Between minorities and peripheries. Prolegomena for a study on Arabised
Christians in Sicily

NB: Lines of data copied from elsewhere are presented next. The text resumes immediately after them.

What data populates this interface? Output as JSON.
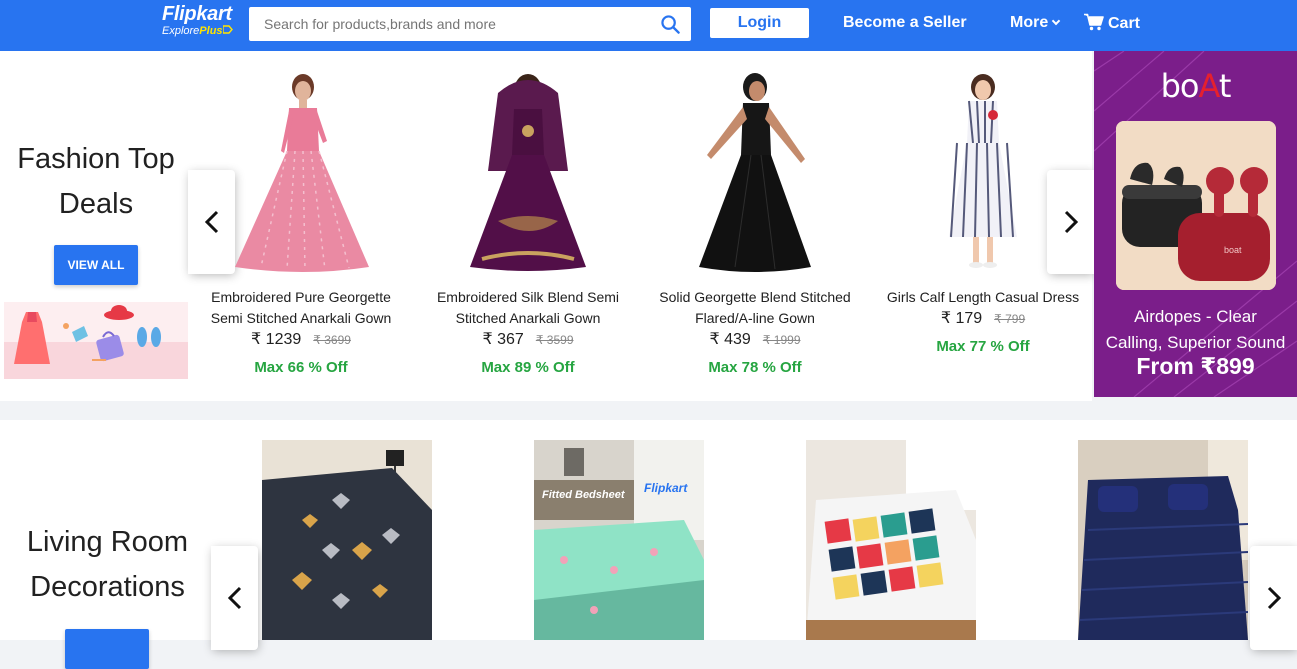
{
  "header": {
    "logo_brand": "Flipkart",
    "logo_sub": "Explore",
    "logo_sub_plus": "Plus",
    "search_placeholder": "Search for products,brands and more",
    "login_label": "Login",
    "seller_label": "Become a Seller",
    "more_label": "More",
    "cart_label": "Cart",
    "bg_color": "#2874f0",
    "icons": [
      "search-icon",
      "chevron-down-icon",
      "cart-icon"
    ]
  },
  "fashion": {
    "title_line1": "Fashion Top",
    "title_line2": "Deals",
    "view_all_label": "VIEW ALL",
    "products": [
      {
        "name_line1": "Embroidered Pure Georgette",
        "name_line2": "Semi Stitched Anarkali Gown",
        "price": "₹ 1239",
        "mrp": "₹ 3699",
        "offer": "Max 66 % Off"
      },
      {
        "name_line1": "Embroidered Silk Blend Semi",
        "name_line2": "Stitched Anarkali Gown",
        "price": "₹ 367",
        "mrp": "₹ 3599",
        "offer": "Max 89 % Off"
      },
      {
        "name_line1": "Solid Georgette Blend Stitched",
        "name_line2": "Flared/A-line Gown",
        "price": "₹ 439",
        "mrp": "₹ 1999",
        "offer": "Max 78 % Off"
      },
      {
        "name_line1": "Girls Calf Length Casual Dress",
        "name_line2": "",
        "price": "₹ 179",
        "mrp": "₹ 799",
        "offer": "Max 77 % Off"
      }
    ]
  },
  "ad": {
    "logo_a": "bo",
    "logo_b": "A",
    "logo_c": "t",
    "earbud_label": "boat",
    "headline_line1": "Airdopes - Clear",
    "headline_line2": "Calling, Superior Sound",
    "price_line": "From ₹899"
  },
  "living": {
    "title_line1": "Living Room",
    "title_line2": "Decorations",
    "banner_text": "Fitted Bedsheet",
    "banner_brand": "Flipkart"
  },
  "colors": {
    "accent": "#2874f0",
    "offer_green": "#26a541",
    "ad_purple": "#7b1e8a"
  }
}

In the last decades, interest in the history of medieval Sicily has grown thanks to the publication of essays on the Arab-Islamic element of the Norman and Swabian periods (12th-13th century). Our understanding of the language, social and cultural life of Sicilian Muslims has gained much from a huge amount of material conserved in Sicilian archives. Through the documentary evidence produced by the trilingual administration (Arabic, Greek and Latin), the island is placed within a Mediterranean context that reveals its close ties with the Islamic world of that age. Nevertheless, after Michele Amari (1806-1889), the great historian of the Muslims of Sicily, the existence of a Siculo-Arabic period has been neglected (827-1091). Indeed, new sources still need to be accurately defined as new documents are still coming to light. This will hopefully reveal unexpected glimpses into the history of medieval Sicily. This paper is part of a trend of renewed interest in the study of Islamic Sicily; it opens new perspectives on interreligious relationships between Muslims/Jews and Christians during the Islamic period.